“As a young (bass) luthier, I thought I was going to make all of these innovative changes. You see people doing it all the time: they change (instruments) sporadically. It doesn’t work. If you’re going to make it different, (the instrument) still has to work,” says Gael McKeon.
McKeon, originally from New York City, has been a double bass luthier since 1998. He’s since worked and studied in New York, North Carolina, San Francisco, and Toulouse, France, before moving to Maine. In his workshop on the third floor of the State Theater building on Congress Street, McKeon repairs and restores traditional instruments while designing his own.
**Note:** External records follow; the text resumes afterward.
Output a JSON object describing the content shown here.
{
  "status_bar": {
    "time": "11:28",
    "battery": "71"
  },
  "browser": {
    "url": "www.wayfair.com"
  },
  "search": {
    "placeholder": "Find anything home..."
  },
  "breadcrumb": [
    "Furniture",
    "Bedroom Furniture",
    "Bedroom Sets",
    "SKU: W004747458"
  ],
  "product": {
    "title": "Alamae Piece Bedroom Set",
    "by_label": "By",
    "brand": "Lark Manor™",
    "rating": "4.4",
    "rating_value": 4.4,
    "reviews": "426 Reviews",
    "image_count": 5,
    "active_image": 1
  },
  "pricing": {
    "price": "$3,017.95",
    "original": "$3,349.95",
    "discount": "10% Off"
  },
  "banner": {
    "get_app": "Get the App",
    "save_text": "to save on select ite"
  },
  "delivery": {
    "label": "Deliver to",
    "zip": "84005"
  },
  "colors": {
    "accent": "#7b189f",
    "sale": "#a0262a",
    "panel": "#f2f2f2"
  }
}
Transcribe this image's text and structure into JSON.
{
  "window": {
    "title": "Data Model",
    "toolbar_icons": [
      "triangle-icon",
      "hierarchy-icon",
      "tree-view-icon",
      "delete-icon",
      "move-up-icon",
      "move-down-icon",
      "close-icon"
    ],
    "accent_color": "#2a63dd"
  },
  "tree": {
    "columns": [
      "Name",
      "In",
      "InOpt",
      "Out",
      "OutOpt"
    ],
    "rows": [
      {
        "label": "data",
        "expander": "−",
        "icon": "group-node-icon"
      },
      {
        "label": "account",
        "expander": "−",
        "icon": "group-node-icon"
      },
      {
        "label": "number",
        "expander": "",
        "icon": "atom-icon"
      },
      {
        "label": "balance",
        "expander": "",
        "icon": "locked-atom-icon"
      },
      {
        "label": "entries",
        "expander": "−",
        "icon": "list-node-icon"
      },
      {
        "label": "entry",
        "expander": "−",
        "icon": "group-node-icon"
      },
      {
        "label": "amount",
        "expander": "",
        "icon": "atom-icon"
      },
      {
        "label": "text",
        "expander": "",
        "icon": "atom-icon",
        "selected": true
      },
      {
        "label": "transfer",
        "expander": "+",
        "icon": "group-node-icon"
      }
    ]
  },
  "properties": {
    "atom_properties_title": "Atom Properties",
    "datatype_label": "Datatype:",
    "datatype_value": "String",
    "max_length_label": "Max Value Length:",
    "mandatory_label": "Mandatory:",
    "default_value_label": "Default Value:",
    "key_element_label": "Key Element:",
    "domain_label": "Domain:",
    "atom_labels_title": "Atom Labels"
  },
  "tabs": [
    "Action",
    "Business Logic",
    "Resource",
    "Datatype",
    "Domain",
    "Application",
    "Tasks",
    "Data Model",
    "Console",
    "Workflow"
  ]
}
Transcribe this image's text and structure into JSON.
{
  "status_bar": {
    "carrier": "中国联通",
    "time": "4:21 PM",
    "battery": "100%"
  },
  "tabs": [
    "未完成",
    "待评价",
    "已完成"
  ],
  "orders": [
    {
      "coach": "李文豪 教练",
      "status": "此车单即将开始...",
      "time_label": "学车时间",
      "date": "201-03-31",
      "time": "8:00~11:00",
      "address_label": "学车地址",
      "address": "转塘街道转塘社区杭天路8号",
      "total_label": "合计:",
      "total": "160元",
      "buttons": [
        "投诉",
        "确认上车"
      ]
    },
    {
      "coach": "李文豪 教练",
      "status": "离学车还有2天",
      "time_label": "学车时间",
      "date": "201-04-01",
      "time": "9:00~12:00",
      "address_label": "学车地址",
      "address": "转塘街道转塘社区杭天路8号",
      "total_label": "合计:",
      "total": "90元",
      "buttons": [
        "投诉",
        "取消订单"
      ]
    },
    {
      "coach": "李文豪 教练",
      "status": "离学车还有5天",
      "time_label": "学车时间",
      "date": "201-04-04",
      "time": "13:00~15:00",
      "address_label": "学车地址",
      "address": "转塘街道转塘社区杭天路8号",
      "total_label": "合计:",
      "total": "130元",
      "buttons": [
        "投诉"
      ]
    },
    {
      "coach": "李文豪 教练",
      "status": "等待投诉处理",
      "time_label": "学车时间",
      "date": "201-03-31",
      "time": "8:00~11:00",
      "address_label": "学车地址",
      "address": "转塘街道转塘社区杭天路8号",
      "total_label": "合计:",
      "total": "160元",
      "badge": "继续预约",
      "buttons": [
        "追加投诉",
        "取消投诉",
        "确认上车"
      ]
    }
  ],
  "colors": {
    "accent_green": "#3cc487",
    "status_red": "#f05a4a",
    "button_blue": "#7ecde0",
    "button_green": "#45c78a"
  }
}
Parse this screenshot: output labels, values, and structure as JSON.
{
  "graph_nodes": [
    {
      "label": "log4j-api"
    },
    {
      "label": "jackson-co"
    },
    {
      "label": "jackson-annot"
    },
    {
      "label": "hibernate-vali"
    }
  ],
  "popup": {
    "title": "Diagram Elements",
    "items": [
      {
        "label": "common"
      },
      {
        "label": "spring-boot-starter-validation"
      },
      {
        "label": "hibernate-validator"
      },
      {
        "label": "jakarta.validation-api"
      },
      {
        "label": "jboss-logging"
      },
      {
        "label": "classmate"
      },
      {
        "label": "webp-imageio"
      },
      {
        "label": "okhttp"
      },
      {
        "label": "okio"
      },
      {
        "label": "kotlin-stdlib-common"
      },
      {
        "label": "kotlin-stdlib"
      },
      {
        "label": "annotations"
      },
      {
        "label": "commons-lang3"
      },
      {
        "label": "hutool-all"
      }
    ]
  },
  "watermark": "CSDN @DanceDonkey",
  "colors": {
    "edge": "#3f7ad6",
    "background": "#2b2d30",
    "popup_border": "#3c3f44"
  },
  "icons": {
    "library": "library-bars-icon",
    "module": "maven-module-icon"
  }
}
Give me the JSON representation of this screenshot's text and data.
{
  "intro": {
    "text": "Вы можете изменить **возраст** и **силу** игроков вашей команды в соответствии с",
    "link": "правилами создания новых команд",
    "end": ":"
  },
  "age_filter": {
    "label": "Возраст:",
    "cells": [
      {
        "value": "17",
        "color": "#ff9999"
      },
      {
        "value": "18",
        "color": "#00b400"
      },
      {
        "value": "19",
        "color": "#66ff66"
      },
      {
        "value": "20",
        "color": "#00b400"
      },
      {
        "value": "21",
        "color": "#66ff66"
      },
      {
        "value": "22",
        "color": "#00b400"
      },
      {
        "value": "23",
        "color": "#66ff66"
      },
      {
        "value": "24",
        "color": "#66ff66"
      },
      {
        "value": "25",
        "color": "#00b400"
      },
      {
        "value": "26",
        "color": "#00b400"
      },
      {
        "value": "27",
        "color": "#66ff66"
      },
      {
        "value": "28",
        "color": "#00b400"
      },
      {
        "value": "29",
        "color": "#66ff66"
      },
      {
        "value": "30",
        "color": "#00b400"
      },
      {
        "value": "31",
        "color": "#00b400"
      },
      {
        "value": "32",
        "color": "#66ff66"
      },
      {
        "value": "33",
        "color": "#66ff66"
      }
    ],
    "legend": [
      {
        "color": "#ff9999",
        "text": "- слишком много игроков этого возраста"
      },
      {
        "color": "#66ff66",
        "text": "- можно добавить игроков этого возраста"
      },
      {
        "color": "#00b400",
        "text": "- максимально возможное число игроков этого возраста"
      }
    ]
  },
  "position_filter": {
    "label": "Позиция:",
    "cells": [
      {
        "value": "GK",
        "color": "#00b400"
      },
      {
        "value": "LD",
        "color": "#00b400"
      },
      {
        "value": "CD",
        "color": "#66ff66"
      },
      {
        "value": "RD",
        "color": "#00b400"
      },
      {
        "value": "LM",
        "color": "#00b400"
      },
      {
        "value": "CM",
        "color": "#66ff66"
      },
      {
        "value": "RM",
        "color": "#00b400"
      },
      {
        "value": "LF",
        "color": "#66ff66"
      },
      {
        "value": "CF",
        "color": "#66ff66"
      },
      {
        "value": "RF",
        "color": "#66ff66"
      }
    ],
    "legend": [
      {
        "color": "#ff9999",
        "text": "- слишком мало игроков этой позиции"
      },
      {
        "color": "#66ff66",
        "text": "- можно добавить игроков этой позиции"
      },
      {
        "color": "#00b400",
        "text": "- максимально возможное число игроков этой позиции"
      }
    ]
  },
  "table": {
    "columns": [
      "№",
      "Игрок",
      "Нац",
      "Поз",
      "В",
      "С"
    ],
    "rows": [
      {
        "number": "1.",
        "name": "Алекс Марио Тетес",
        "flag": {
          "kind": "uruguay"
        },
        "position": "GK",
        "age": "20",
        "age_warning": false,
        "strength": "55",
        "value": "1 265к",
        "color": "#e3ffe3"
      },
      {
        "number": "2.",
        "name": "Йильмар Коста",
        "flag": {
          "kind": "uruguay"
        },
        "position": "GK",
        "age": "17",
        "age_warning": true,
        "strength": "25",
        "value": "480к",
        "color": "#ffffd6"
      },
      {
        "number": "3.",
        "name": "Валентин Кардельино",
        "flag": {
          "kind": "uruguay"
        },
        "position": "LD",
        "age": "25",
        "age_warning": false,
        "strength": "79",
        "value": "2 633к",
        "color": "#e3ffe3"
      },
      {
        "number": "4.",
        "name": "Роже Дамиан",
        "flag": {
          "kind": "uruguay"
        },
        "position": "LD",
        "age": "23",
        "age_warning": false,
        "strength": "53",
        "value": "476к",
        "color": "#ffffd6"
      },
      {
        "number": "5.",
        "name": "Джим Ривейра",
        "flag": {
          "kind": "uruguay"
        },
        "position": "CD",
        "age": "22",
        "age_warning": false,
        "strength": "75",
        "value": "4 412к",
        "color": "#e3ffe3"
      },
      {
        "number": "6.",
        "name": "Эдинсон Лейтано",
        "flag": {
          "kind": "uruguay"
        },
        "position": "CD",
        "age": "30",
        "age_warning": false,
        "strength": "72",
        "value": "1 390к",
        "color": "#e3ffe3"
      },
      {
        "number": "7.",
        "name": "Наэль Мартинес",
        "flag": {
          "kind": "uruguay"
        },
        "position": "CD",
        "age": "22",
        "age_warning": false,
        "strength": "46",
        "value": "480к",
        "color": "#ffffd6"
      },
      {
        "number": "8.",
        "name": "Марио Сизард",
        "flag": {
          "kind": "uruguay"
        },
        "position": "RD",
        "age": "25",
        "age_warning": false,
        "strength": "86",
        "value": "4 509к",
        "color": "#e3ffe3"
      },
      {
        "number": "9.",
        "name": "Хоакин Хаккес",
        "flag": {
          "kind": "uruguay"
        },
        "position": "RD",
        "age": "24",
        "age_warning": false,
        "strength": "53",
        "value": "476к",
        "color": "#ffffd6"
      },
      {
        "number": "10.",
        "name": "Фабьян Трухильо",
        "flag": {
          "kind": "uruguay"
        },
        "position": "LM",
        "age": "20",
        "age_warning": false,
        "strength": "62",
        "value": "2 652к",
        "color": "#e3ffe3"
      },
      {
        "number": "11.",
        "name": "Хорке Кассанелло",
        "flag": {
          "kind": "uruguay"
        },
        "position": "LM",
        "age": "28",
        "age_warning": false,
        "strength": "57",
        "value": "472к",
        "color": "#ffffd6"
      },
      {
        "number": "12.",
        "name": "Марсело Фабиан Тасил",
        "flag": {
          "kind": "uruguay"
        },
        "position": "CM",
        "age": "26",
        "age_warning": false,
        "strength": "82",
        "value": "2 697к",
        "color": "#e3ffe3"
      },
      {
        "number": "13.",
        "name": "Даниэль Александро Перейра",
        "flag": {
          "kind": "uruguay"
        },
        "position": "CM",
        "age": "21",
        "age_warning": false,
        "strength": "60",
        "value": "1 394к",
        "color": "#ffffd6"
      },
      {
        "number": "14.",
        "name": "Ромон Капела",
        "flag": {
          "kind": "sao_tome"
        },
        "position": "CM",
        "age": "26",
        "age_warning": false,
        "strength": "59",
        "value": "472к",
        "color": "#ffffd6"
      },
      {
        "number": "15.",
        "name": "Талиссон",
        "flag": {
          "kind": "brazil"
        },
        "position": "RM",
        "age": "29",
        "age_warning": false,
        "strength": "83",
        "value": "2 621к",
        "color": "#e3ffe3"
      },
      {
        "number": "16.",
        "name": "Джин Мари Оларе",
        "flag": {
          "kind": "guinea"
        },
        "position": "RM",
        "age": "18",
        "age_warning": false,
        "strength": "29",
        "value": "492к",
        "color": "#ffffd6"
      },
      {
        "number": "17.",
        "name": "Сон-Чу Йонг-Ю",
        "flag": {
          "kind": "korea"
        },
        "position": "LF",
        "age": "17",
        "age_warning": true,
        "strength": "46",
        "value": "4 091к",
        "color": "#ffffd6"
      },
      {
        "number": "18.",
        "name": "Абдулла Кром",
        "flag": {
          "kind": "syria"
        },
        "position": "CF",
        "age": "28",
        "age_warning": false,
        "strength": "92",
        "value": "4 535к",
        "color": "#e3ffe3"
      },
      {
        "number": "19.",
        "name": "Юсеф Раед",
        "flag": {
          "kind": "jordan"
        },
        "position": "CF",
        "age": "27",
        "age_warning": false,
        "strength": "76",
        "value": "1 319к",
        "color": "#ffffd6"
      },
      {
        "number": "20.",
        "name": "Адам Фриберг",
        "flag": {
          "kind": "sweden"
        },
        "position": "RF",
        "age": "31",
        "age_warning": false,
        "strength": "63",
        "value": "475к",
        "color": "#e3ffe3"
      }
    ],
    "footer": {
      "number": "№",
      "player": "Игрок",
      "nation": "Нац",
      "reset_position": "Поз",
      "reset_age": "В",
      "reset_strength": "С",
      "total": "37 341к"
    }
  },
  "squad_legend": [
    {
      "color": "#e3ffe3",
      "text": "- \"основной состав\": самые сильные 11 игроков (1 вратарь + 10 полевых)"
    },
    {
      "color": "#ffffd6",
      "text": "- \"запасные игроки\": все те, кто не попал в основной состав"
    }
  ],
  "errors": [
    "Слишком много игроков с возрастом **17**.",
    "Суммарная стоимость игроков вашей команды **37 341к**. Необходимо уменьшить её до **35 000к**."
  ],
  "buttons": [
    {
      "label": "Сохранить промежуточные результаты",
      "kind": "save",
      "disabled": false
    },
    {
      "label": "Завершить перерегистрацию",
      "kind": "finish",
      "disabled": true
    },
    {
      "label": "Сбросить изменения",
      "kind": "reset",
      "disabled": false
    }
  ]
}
“Humidity and temperature control is essential. I’m ruined without that,” says McKeon of his tidy but cramped space, one wall dominated by views of Congress Street below. McKeon describes his shop as the ‘second best’ space he’s ever had. “I’m here mostly because of the windows,” he says. “It’s just big enough so that I can manage the amount of repairs that I can handle. If I had less space, I would have to tell people to hold on to their instruments while I finished other things. Here, I can juggle a little bit, and I can have adequate machinery.”
McKeon also builds his own instruments. He describes his approach as conventional, using traditional proportions, but with his own departures of design inspired by classic and modern forms. One bass on display in his shop sat broken for 12 years before he restored it with a paper fingerboard and a custom scroll that he first sketched in 1998. “I’ve added some innovations,” says McKeon, “but there are technical reasons for its aesthetics.”
Creating Spaces is a project that explores the connection between Maine artists and craftsmen and their physical workspaces-—places that are often hallowed grounds of creativity and solitude, far from the public eye or the gallery.